In the exciting upheaval of childhood, where change seems to be the only constant, it can be difficult for parents to recognize the division between normal childish behavior and the warning signs of emotional trouble. The following list can guide a parent’s concern. Such signs should signal a parent to be extra vigilant, to raise uncomfortable issues, and to listen closely to your child’s answer. Don’t be afraid to raise topics that seem ridiculous. Listen to your children and talk to them. Keep the lines of communication open. If you ask your child, “How are you doing?” sometimes they will tell you. Always take them seriously if they come to you and say, “I need to talk to someone.” If your concerns continue, find professional help­–talk to your family doctor, a school counselor, or a therapist. If you are truly concerned that your child is in danger don’t hesitate to call 911. Don’t worry that your child will be embarrassed or angry with you. You are always their parent first.

1.     Sudden changes in behavior

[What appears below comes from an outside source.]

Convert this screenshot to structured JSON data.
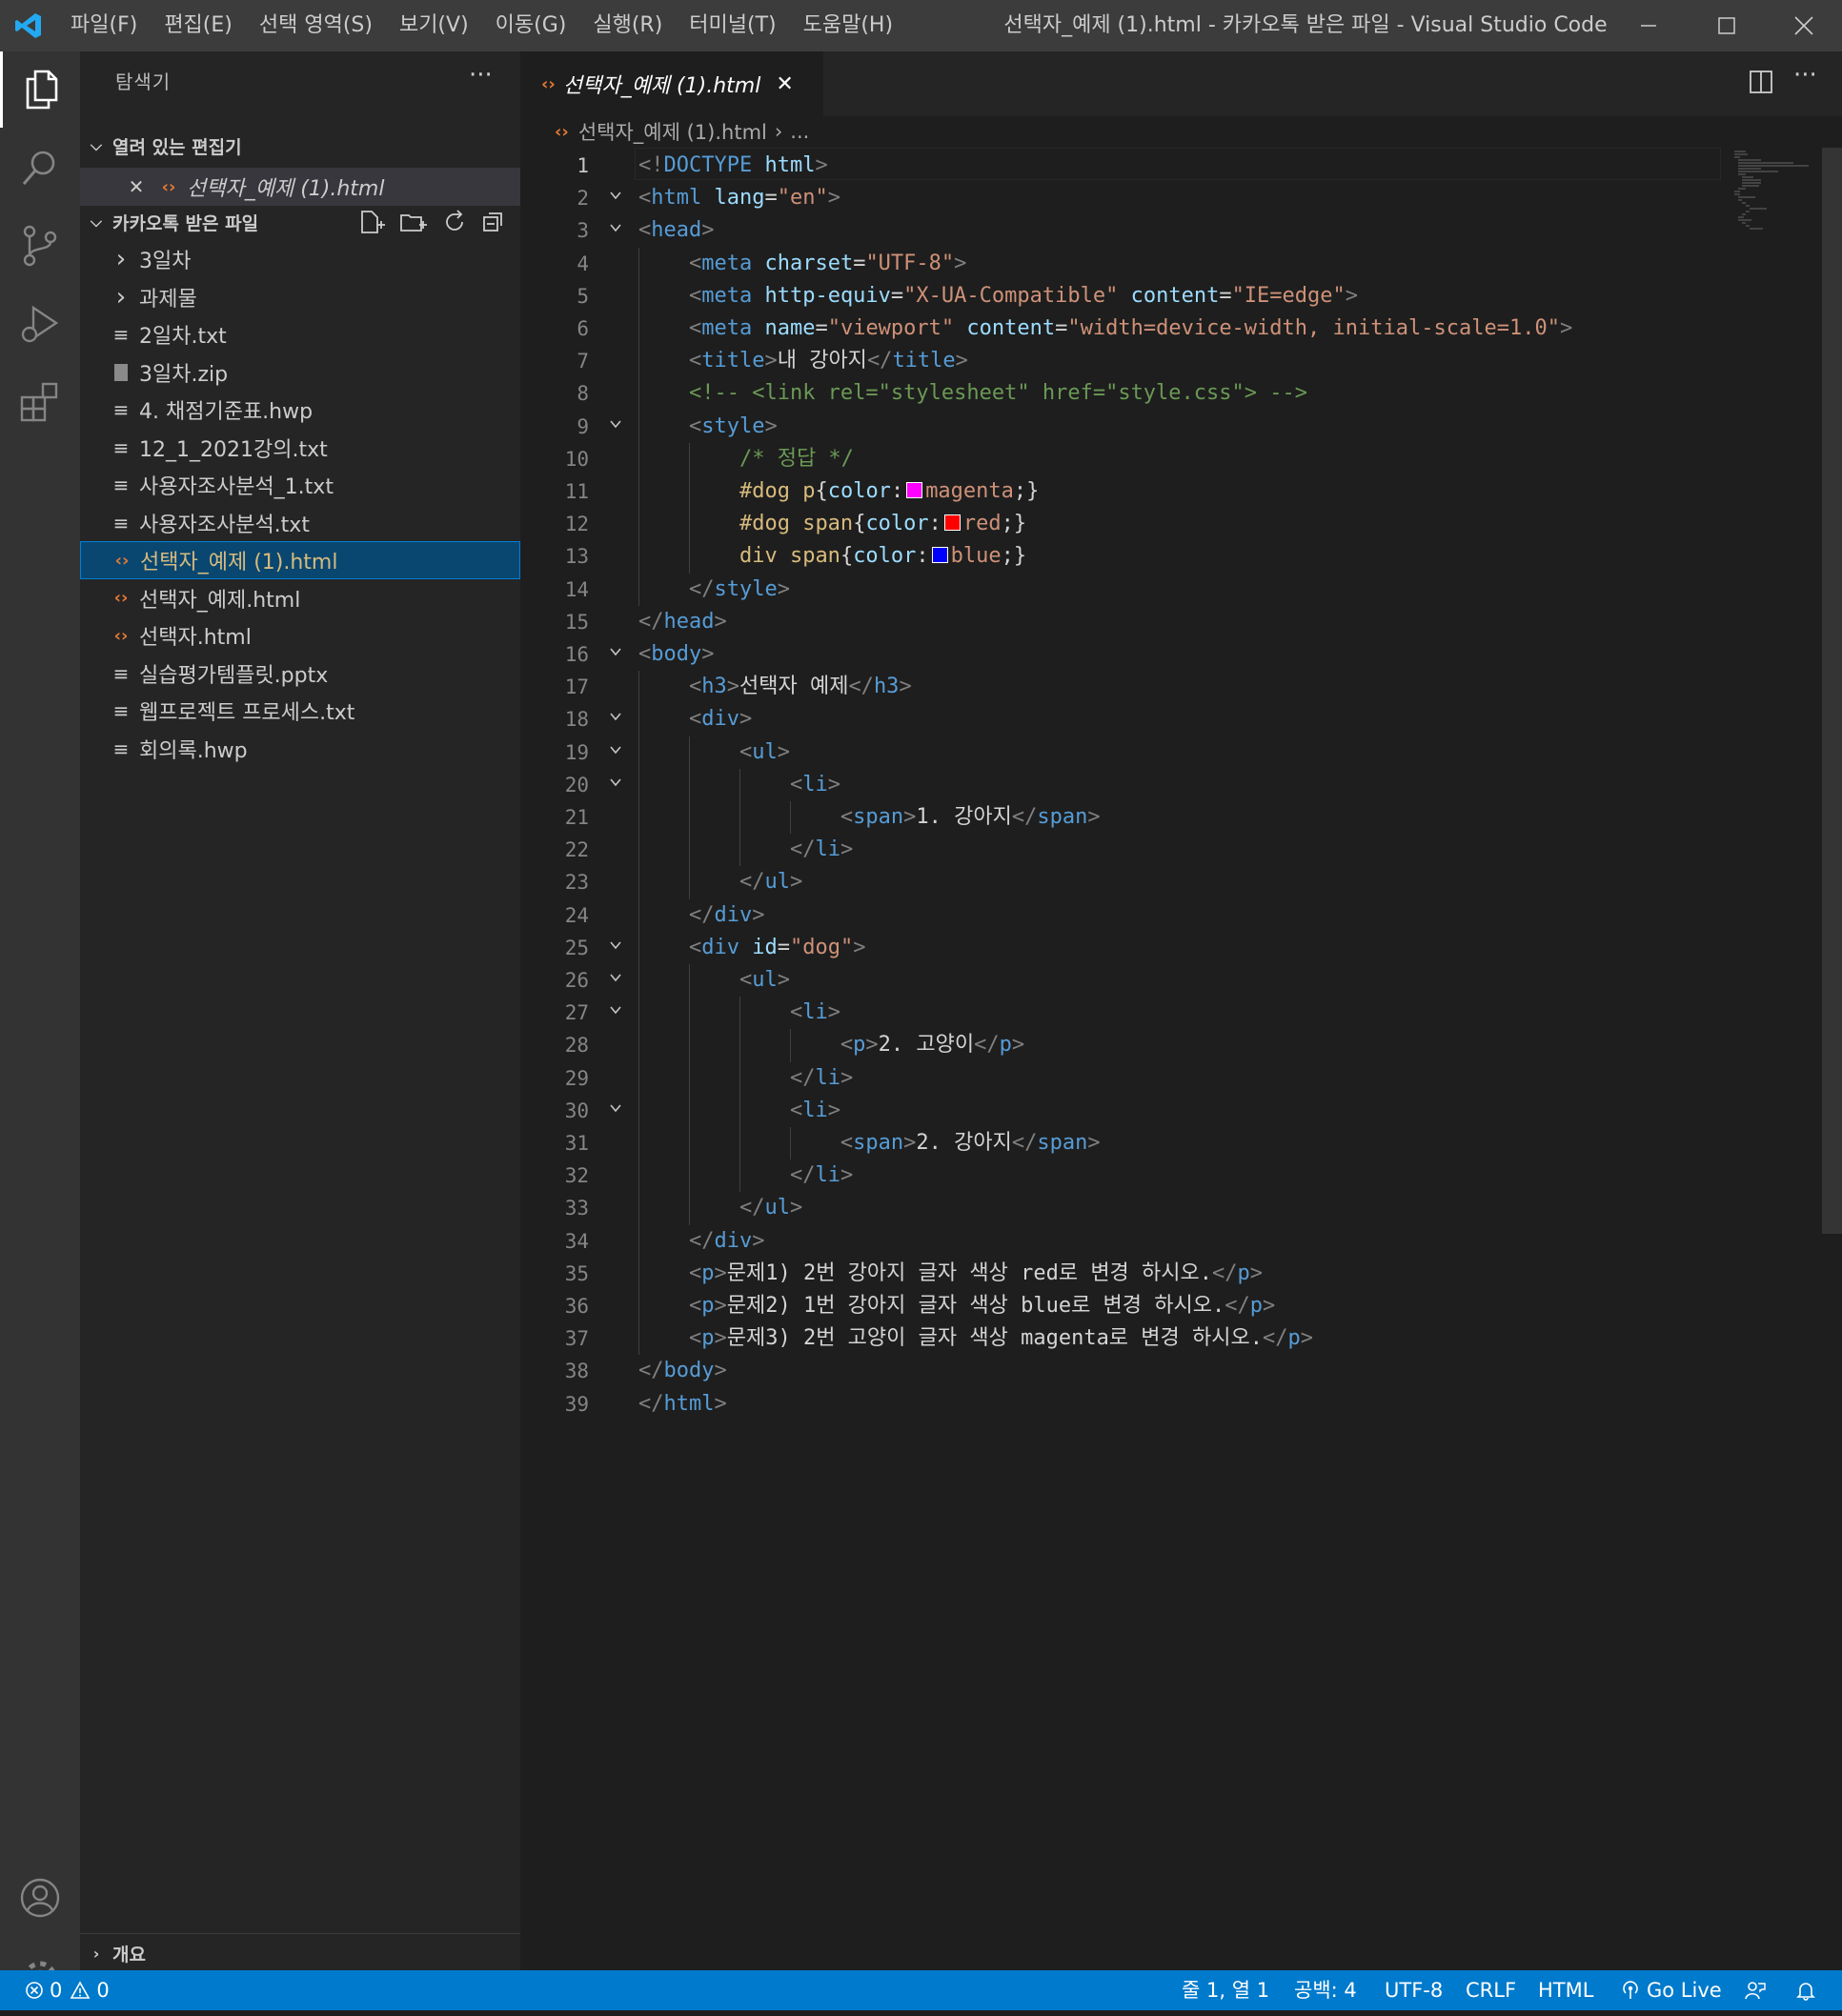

The main thing to look for is a sudden change, in any direction. A child who was very social may suddenly choose to stay in his room. A former recluse may be always going out. Is your daughter coming in late? Have your A-student’s grades dropped? A picky eater who begins to eat voraciously and gain weight or a child who abruptly has no appetite can be a red flag. Reckless behavior–driving too fast, using drugs, drinking–should be particularly concerning. Some kids give up the usual teenage vanity, stop showering or styling their hair. The change doesn’t always have to be negative. A child can enter a mania stage and try to take on the world, as though they can do everything all at once.

2.     Unusually emotional behavior

There may be an increase in aggressiveness. Some children nearing suicide will begin to give away their belongings, say goodbye or say uncharacteristic things: A guy might say to another guy, “I really love you and thank you for being there,” something that he ordinarily wouldn’t say. Some suicidal children may become obsessed with the subject of death, drawing pictures or writing or reading about the subject.

3.     Venting on social media

A lot of times kids will cry out. They’re trying to let somebody know that things aren’t right, but they don’t know how. In their confusion, they say things on Facebook, Instagram or Twitter. One post may not seem to mean much, but put lots of posts together and a troubling picture emerges. Before he committed suicide, a promising young man in my community posted comments like “I wish I wasn’t here any more” and “It will all be over soon.” His last post read, “I can’t wait until tomorrow and it will all be gone.” A parent who doesn’t have training might look at one of those messages and not know to be alarmed. It’s important to just be aware and alert and pay attention to what is said.

4.    Bullying

Social media can be part of the problem. Children have always been bullied, but now bullying can follow them everywhere. In the past, they might hear it at school but if they had a happy home life, they could go there and escape. Now that’s not a possibility. They have phones, texting, Facebook, Instagram, Twitter, it’s endless. Some schools are making kids aware of how damaging bullying is and how they can help but parents need to be aware also.

5.    A troubled past or circumstances

A child who has a history of mental illness, or who has a parent or family member who is mentally ill, has an increased chance of depression. Physical, emotional or sexual abuse can also contribute. So can big things happening in their lives–losing a parent or a friend or knowing someone who committed suicide. Often, homosexual teens who have been struggling with their identity commit suicide due to bullying or the confusion and fear of coming out, as well as their fear of what repercussions may come. The hormone surge that comes with puberty can also add to emotional problems

6.    Physical complaints 

Often a child suffering emotional pain will feel and express that pain as physical ailments–stomachaches, headaches or difficulty concentrating at school.